Location: Grain Legume Genetics Physiology ResearchTitle: Dry bean breeding and production technologies
|Miklas, Phillip - Phil|
|KELLY, JAMES - Michigan State University|
Submitted to: John Wiley Journal
Publication Type: Book / Chapter
Publication Acceptance Date: 10/2/2021
Publication Date: 2/1/2022
Citation: Miklas, P.N., J.D. Kelly, and K.A. Cichy. 2022. Dry Bean Breeding and Production Technologies. In Dry Beans and Pulses Production, Processing, and Nutrition, Second Edition. Edited by Muhammad Siddiq and Mark A. Uebersax. John Wiley & Sons Ltd.
Interpretive Summary: Common bean includes multiple dry bean seed types that differ in size, shape and color and are known collectively as dry beans. Dry beans are a short season crop that matures in 85-100 days. Consequently, beans are produced largely in northern states or at higher elevations in the intermountain and western states. Approximately 70% of total acreage planted to beans in the U.S. is grown under rainfed conditions in the East, Midwest and Upper Midwest, whereas essentially all western production in semiarid states is grown under irrigation. Currently there are four public bean breeding programs at major land grant Universities, four USDA-ARS programs that focus on bean genetics and pathology and four private companies actively working on bean breeding. The major dry bean breeding objectives include seed yield, disease resistance, abiotic stress tolerance, agronomic quality, and processing quality.

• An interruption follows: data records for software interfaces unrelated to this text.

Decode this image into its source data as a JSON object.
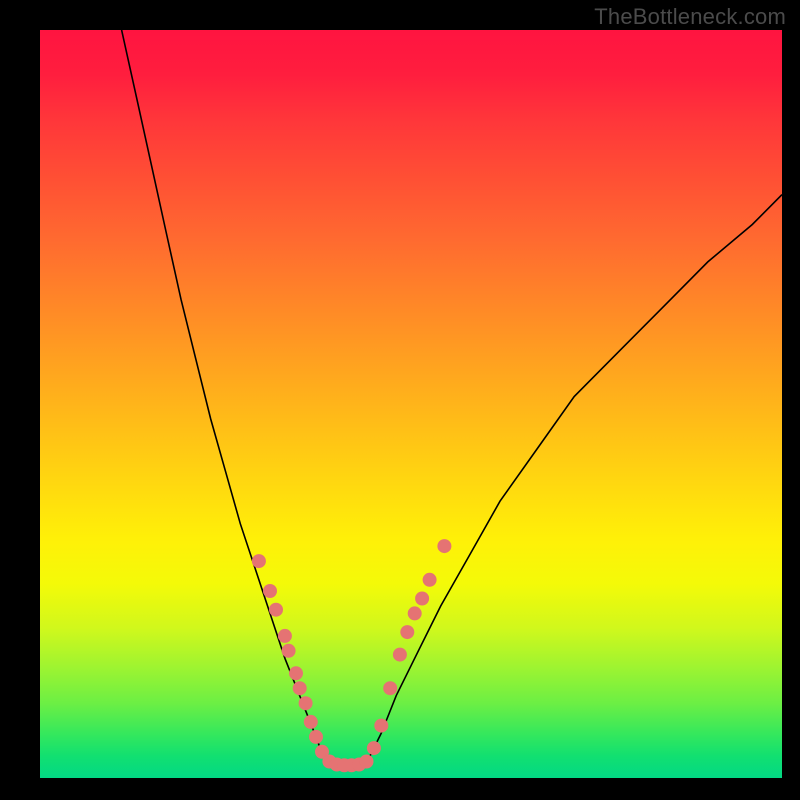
{
  "watermark": "TheBottleneck.com",
  "chart_data": {
    "type": "line",
    "title": "",
    "xlabel": "",
    "ylabel": "",
    "xlim": [
      0,
      100
    ],
    "ylim": [
      0,
      100
    ],
    "grid": false,
    "note": "Axes are unlabeled in the source image; values are estimated percentage coordinates of the plot area (0=left/bottom, 100=right/top).",
    "series": [
      {
        "name": "left-curve",
        "x": [
          11,
          13,
          15,
          17,
          19,
          21,
          23,
          25,
          27,
          29,
          31,
          33,
          35,
          37,
          38.5
        ],
        "y": [
          100,
          91,
          82,
          73,
          64,
          56,
          48,
          41,
          34,
          28,
          22,
          16,
          11,
          6,
          2
        ]
      },
      {
        "name": "right-curve",
        "x": [
          44,
          46,
          48,
          51,
          54,
          58,
          62,
          67,
          72,
          78,
          84,
          90,
          96,
          100
        ],
        "y": [
          2,
          6,
          11,
          17,
          23,
          30,
          37,
          44,
          51,
          57,
          63,
          69,
          74,
          78
        ]
      },
      {
        "name": "valley-floor",
        "x": [
          38.5,
          40,
          42,
          44
        ],
        "y": [
          2,
          1.6,
          1.6,
          2
        ]
      }
    ],
    "marker_points": {
      "name": "highlighted-dots",
      "color": "#e57373",
      "points": [
        {
          "x": 29.5,
          "y": 29
        },
        {
          "x": 31,
          "y": 25
        },
        {
          "x": 31.8,
          "y": 22.5
        },
        {
          "x": 33,
          "y": 19
        },
        {
          "x": 33.5,
          "y": 17
        },
        {
          "x": 34.5,
          "y": 14
        },
        {
          "x": 35,
          "y": 12
        },
        {
          "x": 35.8,
          "y": 10
        },
        {
          "x": 36.5,
          "y": 7.5
        },
        {
          "x": 37.2,
          "y": 5.5
        },
        {
          "x": 38,
          "y": 3.5
        },
        {
          "x": 39,
          "y": 2.2
        },
        {
          "x": 40,
          "y": 1.8
        },
        {
          "x": 41,
          "y": 1.7
        },
        {
          "x": 42,
          "y": 1.7
        },
        {
          "x": 43,
          "y": 1.8
        },
        {
          "x": 44,
          "y": 2.2
        },
        {
          "x": 45,
          "y": 4
        },
        {
          "x": 46,
          "y": 7
        },
        {
          "x": 47.2,
          "y": 12
        },
        {
          "x": 48.5,
          "y": 16.5
        },
        {
          "x": 49.5,
          "y": 19.5
        },
        {
          "x": 50.5,
          "y": 22
        },
        {
          "x": 51.5,
          "y": 24
        },
        {
          "x": 52.5,
          "y": 26.5
        },
        {
          "x": 54.5,
          "y": 31
        }
      ]
    }
  }
}
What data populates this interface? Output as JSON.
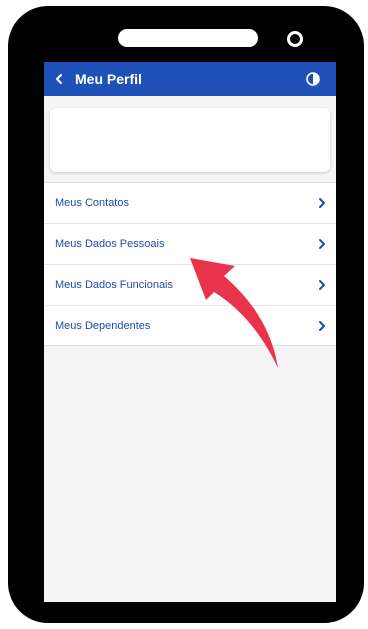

Technical Abstract: Common bean (Phaseolus vulgaris L.) includes a wide array of edible dry bean seed types that differ in size, shape and color and are known collectively as dry beans; and the many horticultural pod types that also vary in color, size, shape and flavor known collectively as snap or garden or green beans. The major focus of this chapter will be on dry bean breeding but many of the characteristics discussed are common to both horticultural types. Common bean is a self-pollinated diploid crop (2n=2x=22) with a small genome size of approximately 587 million base pairs distributed along eleven chromosomes. The breeding systems used to improve the crop and the genetic structure of the varieties released to farmers is dependent on the pollination system and flower structure. Varieties are highly inbred homozygous pure lines that maintain their genetic integrity and stability for generations. Bean varieties do not ‘run- out’ or change due to genetic drift but perceived changes due to inadvertent seed mixtures that go undetected, low levels of outcrossing in the field and the accumulation of seed borne bacterial, fungal and/or viral pathogens can occur. More subtle changes may result in differential performance from changes in climate or from the emergence of new pathogen strains to which the variety is not adapted or lacks resistance. Since beans are an inbreeding species, with no effective mechanism to transfer pollen, hybrid bean varieties are not a viable option at this time. The first dry bean breeding program in the U.S. was established at Michigan State University (formerly Michigan State College) in the early 1900s. This was followed by the establishment of a breeding program at the University of Idaho in 1925 (Singh et al. 2007) and the most recent bean breeding program was established at North Dakota State University in the early 1980s. Currently there are four public bean breeding programs at major land grant Universities, four USDA-ARS programs that focus on bean genetics and pathology and four private companies actively working on bean breeding.